The problem: I would like the records restated word for word, without the pictures.

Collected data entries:
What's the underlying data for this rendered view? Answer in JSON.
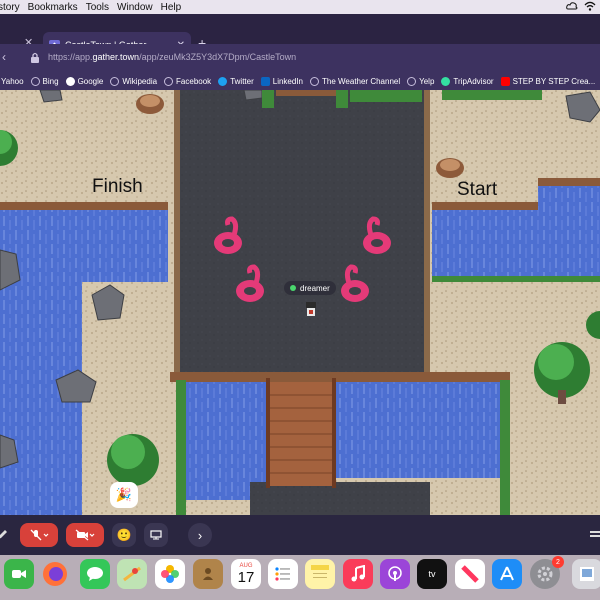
{
  "menubar": {
    "items": [
      "story",
      "Bookmarks",
      "Tools",
      "Window",
      "Help"
    ]
  },
  "browser": {
    "tab_title": "CastleTown | Gather",
    "url_scheme": "https://app.",
    "url_host": "gather.town",
    "url_path": "/app/zeuMk3Z5Y3dX7Dpm/CastleTown"
  },
  "bookmarks": [
    {
      "label": "Yahoo",
      "color": "#8a56c9"
    },
    {
      "label": "Bing",
      "color": "#9c8fbf"
    },
    {
      "label": "Google",
      "color": "#ffffff"
    },
    {
      "label": "Wikipedia",
      "color": "#9c8fbf"
    },
    {
      "label": "Facebook",
      "color": "#9c8fbf"
    },
    {
      "label": "Twitter",
      "color": "#1da1f2"
    },
    {
      "label": "LinkedIn",
      "color": "#0a66c2"
    },
    {
      "label": "The Weather Channel",
      "color": "#9c8fbf"
    },
    {
      "label": "Yelp",
      "color": "#9c8fbf"
    },
    {
      "label": "TripAdvisor",
      "color": "#34e0a1"
    },
    {
      "label": "STEP BY STEP Crea...",
      "color": "#ff0000"
    }
  ],
  "game": {
    "finish_label": "Finish",
    "start_label": "Start",
    "player_name": "dreamer",
    "status_color": "#4ad66d"
  },
  "toolbar": {
    "emoji": "🙂"
  },
  "dock": {
    "calendar_month": "AUG",
    "calendar_day": "17",
    "settings_badge": "2"
  }
}
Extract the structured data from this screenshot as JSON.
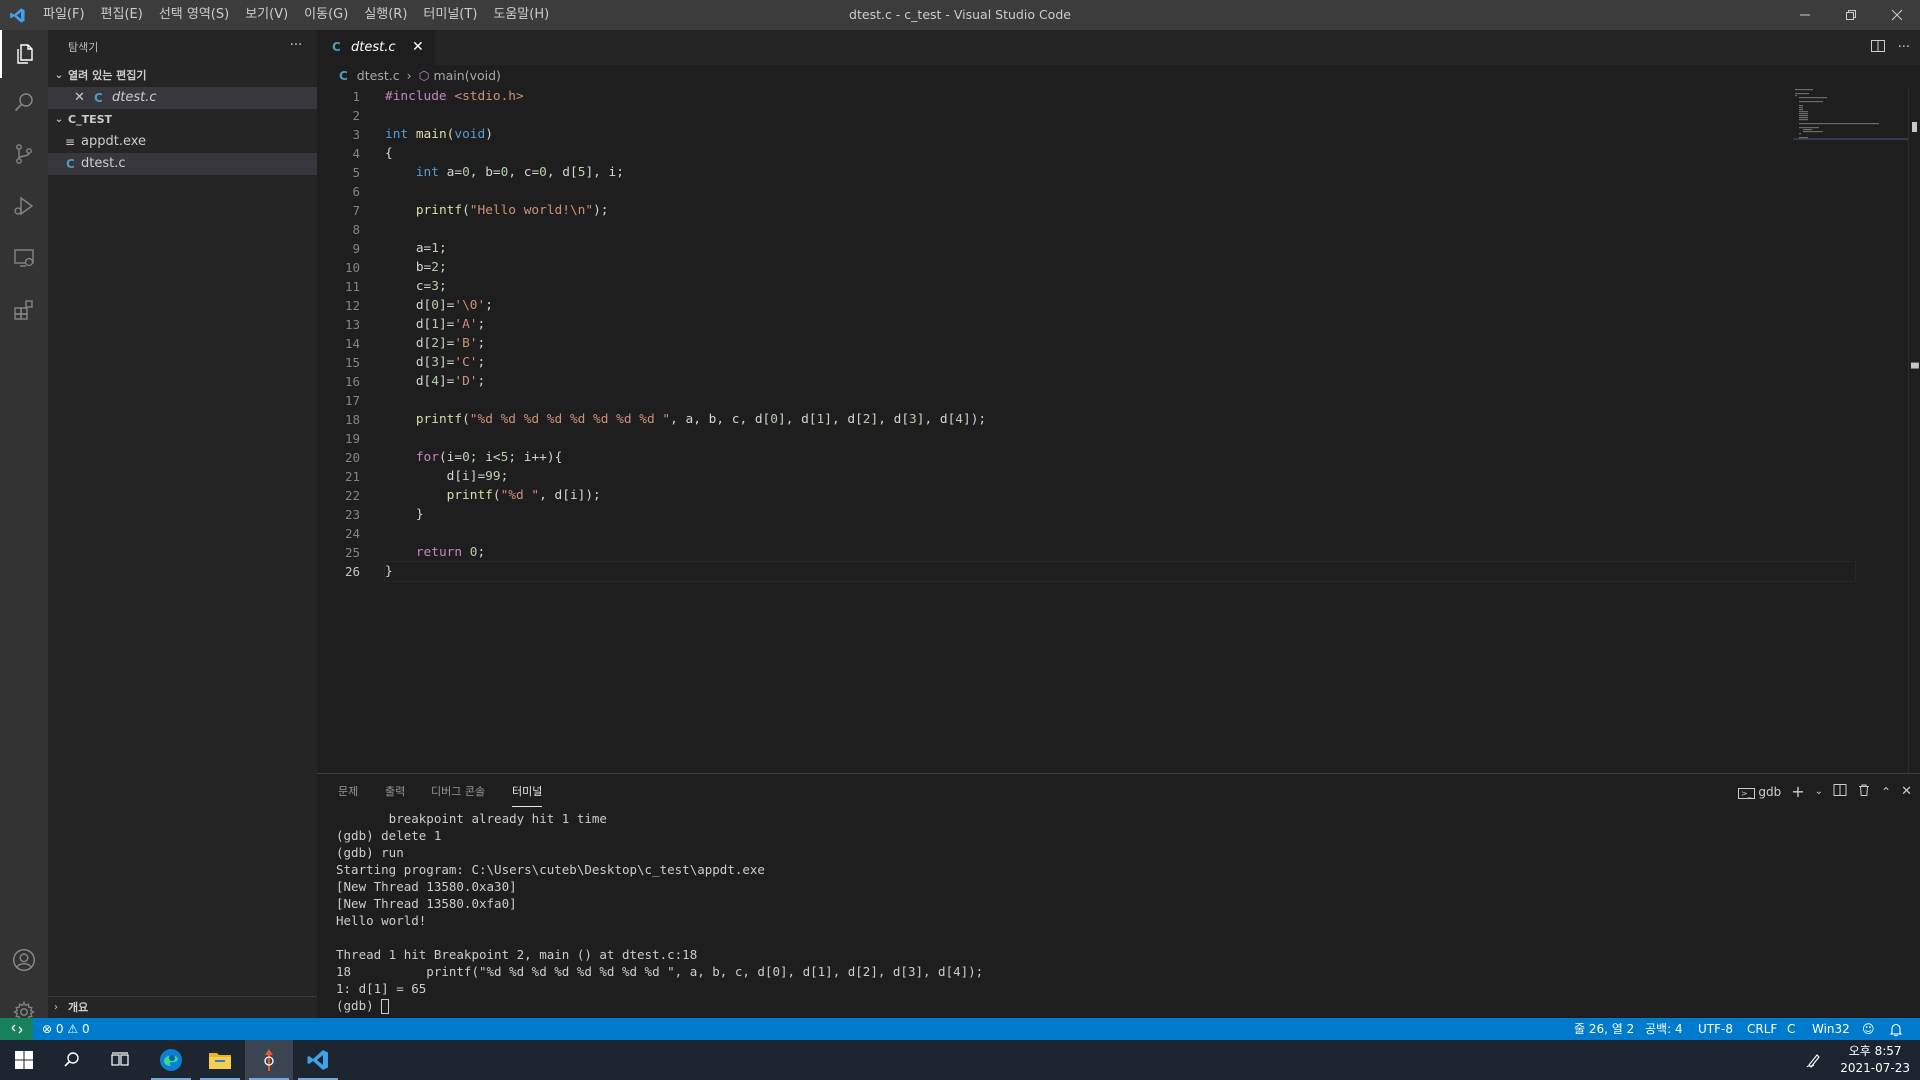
{
  "window": {
    "title": "dtest.c - c_test - Visual Studio Code",
    "menu": [
      "파일(F)",
      "편집(E)",
      "선택 영역(S)",
      "보기(V)",
      "이동(G)",
      "실행(R)",
      "터미널(T)",
      "도움말(H)"
    ]
  },
  "sidebar": {
    "title": "탐색기",
    "more": "···",
    "open_editors_header": "열려 있는 편집기",
    "open_editors": [
      {
        "name": "dtest.c"
      }
    ],
    "folder_header": "C_TEST",
    "files": [
      {
        "name": "appdt.exe"
      },
      {
        "name": "dtest.c"
      }
    ],
    "outline_header": "개요"
  },
  "editor": {
    "tab_label": "dtest.c",
    "breadcrumb_file": "dtest.c",
    "breadcrumb_symbol": "main(void)",
    "line_numbers": [
      "1",
      "2",
      "3",
      "4",
      "5",
      "6",
      "7",
      "8",
      "9",
      "10",
      "11",
      "12",
      "13",
      "14",
      "15",
      "16",
      "17",
      "18",
      "19",
      "20",
      "21",
      "22",
      "23",
      "24",
      "25",
      "26"
    ],
    "lines": [
      "#include <stdio.h>",
      "",
      "int main(void)",
      "{",
      "    int a=0, b=0, c=0, d[5], i;",
      "",
      "    printf(\"Hello world!\\n\");",
      "",
      "    a=1;",
      "    b=2;",
      "    c=3;",
      "    d[0]='\\0';",
      "    d[1]='A';",
      "    d[2]='B';",
      "    d[3]='C';",
      "    d[4]='D';",
      "",
      "    printf(\"%d %d %d %d %d %d %d %d \", a, b, c, d[0], d[1], d[2], d[3], d[4]);",
      "",
      "    for(i=0; i<5; i++){",
      "        d[i]=99;",
      "        printf(\"%d \", d[i]);",
      "    }",
      "",
      "    return 0;",
      "}"
    ]
  },
  "panel": {
    "tabs": [
      "문제",
      "출력",
      "디버그 콘솔",
      "터미널"
    ],
    "active_tab": "터미널",
    "terminal_name": "gdb",
    "terminal_lines": [
      "       breakpoint already hit 1 time",
      "(gdb) delete 1",
      "(gdb) run",
      "Starting program: C:\\Users\\cuteb\\Desktop\\c_test\\appdt.exe",
      "[New Thread 13580.0xa30]",
      "[New Thread 13580.0xfa0]",
      "Hello world!",
      "",
      "Thread 1 hit Breakpoint 2, main () at dtest.c:18",
      "18          printf(\"%d %d %d %d %d %d %d %d \", a, b, c, d[0], d[1], d[2], d[3], d[4]);",
      "1: d[1] = 65"
    ],
    "prompt": "(gdb) "
  },
  "statusbar": {
    "errors": "0",
    "warnings": "0",
    "position": "줄 26, 열 2",
    "spaces": "공백: 4",
    "encoding": "UTF-8",
    "eol": "CRLF",
    "language": "C",
    "platform": "Win32"
  },
  "taskbar": {
    "time": "오후 8:57",
    "date": "2021-07-23"
  },
  "colors": {
    "statusbar": "#007acc",
    "activitybar": "#333333",
    "sidebar": "#252526",
    "editor": "#1e1e1e",
    "titlebar": "#3c3c3c"
  }
}
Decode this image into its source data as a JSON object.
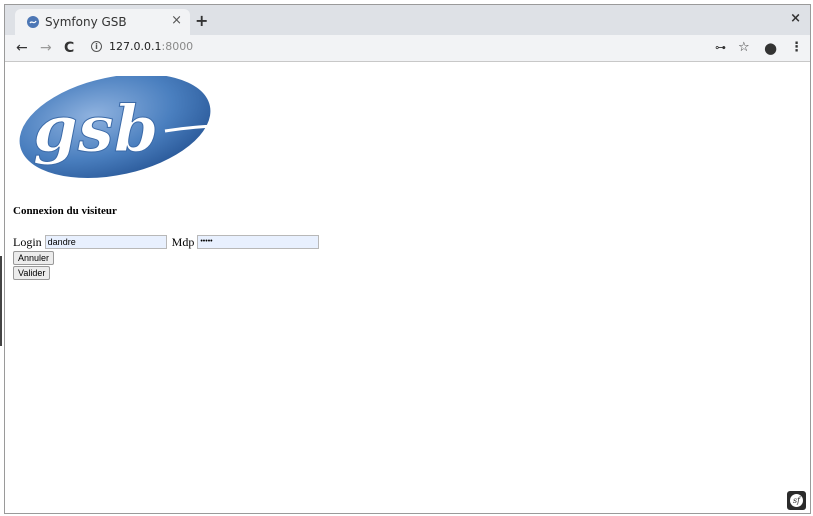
{
  "browser": {
    "tab": {
      "title": "Symfony GSB",
      "close": "×"
    },
    "new_tab": "+",
    "window_close": "×",
    "nav": {
      "back": "←",
      "forward": "→",
      "reload": "C"
    },
    "address": {
      "host": "127.0.0.1",
      "port": ":8000"
    },
    "icons": [
      "key-icon",
      "star-icon",
      "account-icon",
      "menu-icon"
    ],
    "icon_glyphs": {
      "key": "⊶",
      "star": "☆",
      "account": "●",
      "menu": "⋮",
      "info": "i"
    }
  },
  "page": {
    "logo_text": "gsb",
    "heading": "Connexion du visiteur",
    "form": {
      "login_label": "Login",
      "login_value": "dandre",
      "password_label": "Mdp",
      "password_value": "•••••",
      "cancel_label": "Annuler",
      "submit_label": "Valider"
    },
    "debug_badge": "sf"
  },
  "colors": {
    "logo_blue": "#4a7fbf",
    "autofill_bg": "#e8f0fe",
    "tabstrip_bg": "#dee1e6",
    "toolbar_bg": "#f2f3f5"
  }
}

The answer:
What's the underlying data for this rendered view? Answer in JSON.
{
  "menubar": {
    "items": [
      "story",
      "Bookmarks",
      "Tools",
      "Window",
      "Help"
    ]
  },
  "browser": {
    "tab_title": "CastleTown | Gather",
    "url_scheme": "https://app.",
    "url_host": "gather.town",
    "url_path": "/app/zeuMk3Z5Y3dX7Dpm/CastleTown"
  },
  "bookmarks": [
    {
      "label": "Yahoo",
      "color": "#8a56c9"
    },
    {
      "label": "Bing",
      "color": "#9c8fbf"
    },
    {
      "label": "Google",
      "color": "#ffffff"
    },
    {
      "label": "Wikipedia",
      "color": "#9c8fbf"
    },
    {
      "label": "Facebook",
      "color": "#9c8fbf"
    },
    {
      "label": "Twitter",
      "color": "#1da1f2"
    },
    {
      "label": "LinkedIn",
      "color": "#0a66c2"
    },
    {
      "label": "The Weather Channel",
      "color": "#9c8fbf"
    },
    {
      "label": "Yelp",
      "color": "#9c8fbf"
    },
    {
      "label": "TripAdvisor",
      "color": "#34e0a1"
    },
    {
      "label": "STEP BY STEP Crea...",
      "color": "#ff0000"
    }
  ],
  "game": {
    "finish_label": "Finish",
    "start_label": "Start",
    "player_name": "dreamer",
    "status_color": "#4ad66d"
  },
  "toolbar": {
    "emoji": "🙂"
  },
  "dock": {
    "calendar_month": "AUG",
    "calendar_day": "17",
    "settings_badge": "2"
  }
}
Extract the structured data from this screenshot as JSON.
{
  "window": {
    "title": "dtest.c - c_test - Visual Studio Code",
    "menu": [
      "파일(F)",
      "편집(E)",
      "선택 영역(S)",
      "보기(V)",
      "이동(G)",
      "실행(R)",
      "터미널(T)",
      "도움말(H)"
    ]
  },
  "sidebar": {
    "title": "탐색기",
    "more": "···",
    "open_editors_header": "열려 있는 편집기",
    "open_editors": [
      {
        "name": "dtest.c"
      }
    ],
    "folder_header": "C_TEST",
    "files": [
      {
        "name": "appdt.exe"
      },
      {
        "name": "dtest.c"
      }
    ],
    "outline_header": "개요"
  },
  "editor": {
    "tab_label": "dtest.c",
    "breadcrumb_file": "dtest.c",
    "breadcrumb_symbol": "main(void)",
    "line_numbers": [
      "1",
      "2",
      "3",
      "4",
      "5",
      "6",
      "7",
      "8",
      "9",
      "10",
      "11",
      "12",
      "13",
      "14",
      "15",
      "16",
      "17",
      "18",
      "19",
      "20",
      "21",
      "22",
      "23",
      "24",
      "25",
      "26"
    ],
    "lines": [
      "#include <stdio.h>",
      "",
      "int main(void)",
      "{",
      "    int a=0, b=0, c=0, d[5], i;",
      "",
      "    printf(\"Hello world!\\n\");",
      "",
      "    a=1;",
      "    b=2;",
      "    c=3;",
      "    d[0]='\\0';",
      "    d[1]='A';",
      "    d[2]='B';",
      "    d[3]='C';",
      "    d[4]='D';",
      "",
      "    printf(\"%d %d %d %d %d %d %d %d \", a, b, c, d[0], d[1], d[2], d[3], d[4]);",
      "",
      "    for(i=0; i<5; i++){",
      "        d[i]=99;",
      "        printf(\"%d \", d[i]);",
      "    }",
      "",
      "    return 0;",
      "}"
    ]
  },
  "panel": {
    "tabs": [
      "문제",
      "출력",
      "디버그 콘솔",
      "터미널"
    ],
    "active_tab": "터미널",
    "terminal_name": "gdb",
    "terminal_lines": [
      "       breakpoint already hit 1 time",
      "(gdb) delete 1",
      "(gdb) run",
      "Starting program: C:\\Users\\cuteb\\Desktop\\c_test\\appdt.exe",
      "[New Thread 13580.0xa30]",
      "[New Thread 13580.0xfa0]",
      "Hello world!",
      "",
      "Thread 1 hit Breakpoint 2, main () at dtest.c:18",
      "18          printf(\"%d %d %d %d %d %d %d %d \", a, b, c, d[0], d[1], d[2], d[3], d[4]);",
      "1: d[1] = 65"
    ],
    "prompt": "(gdb) "
  },
  "statusbar": {
    "errors": "0",
    "warnings": "0",
    "position": "줄 26, 열 2",
    "spaces": "공백: 4",
    "encoding": "UTF-8",
    "eol": "CRLF",
    "language": "C",
    "platform": "Win32"
  },
  "taskbar": {
    "time": "오후 8:57",
    "date": "2021-07-23"
  },
  "colors": {
    "statusbar": "#007acc",
    "activitybar": "#333333",
    "sidebar": "#252526",
    "editor": "#1e1e1e",
    "titlebar": "#3c3c3c"
  }
}
Decode this image into its source data as a JSON object.
{
  "browser": {
    "tab": {
      "title": "Symfony GSB",
      "close": "×"
    },
    "new_tab": "+",
    "window_close": "×",
    "nav": {
      "back": "←",
      "forward": "→",
      "reload": "C"
    },
    "address": {
      "host": "127.0.0.1",
      "port": ":8000"
    },
    "icons": [
      "key-icon",
      "star-icon",
      "account-icon",
      "menu-icon"
    ],
    "icon_glyphs": {
      "key": "⊶",
      "star": "☆",
      "account": "●",
      "menu": "⋮",
      "info": "i"
    }
  },
  "page": {
    "logo_text": "gsb",
    "heading": "Connexion du visiteur",
    "form": {
      "login_label": "Login",
      "login_value": "dandre",
      "password_label": "Mdp",
      "password_value": "•••••",
      "cancel_label": "Annuler",
      "submit_label": "Valider"
    },
    "debug_badge": "sf"
  },
  "colors": {
    "logo_blue": "#4a7fbf",
    "autofill_bg": "#e8f0fe",
    "tabstrip_bg": "#dee1e6",
    "toolbar_bg": "#f2f3f5"
  }
}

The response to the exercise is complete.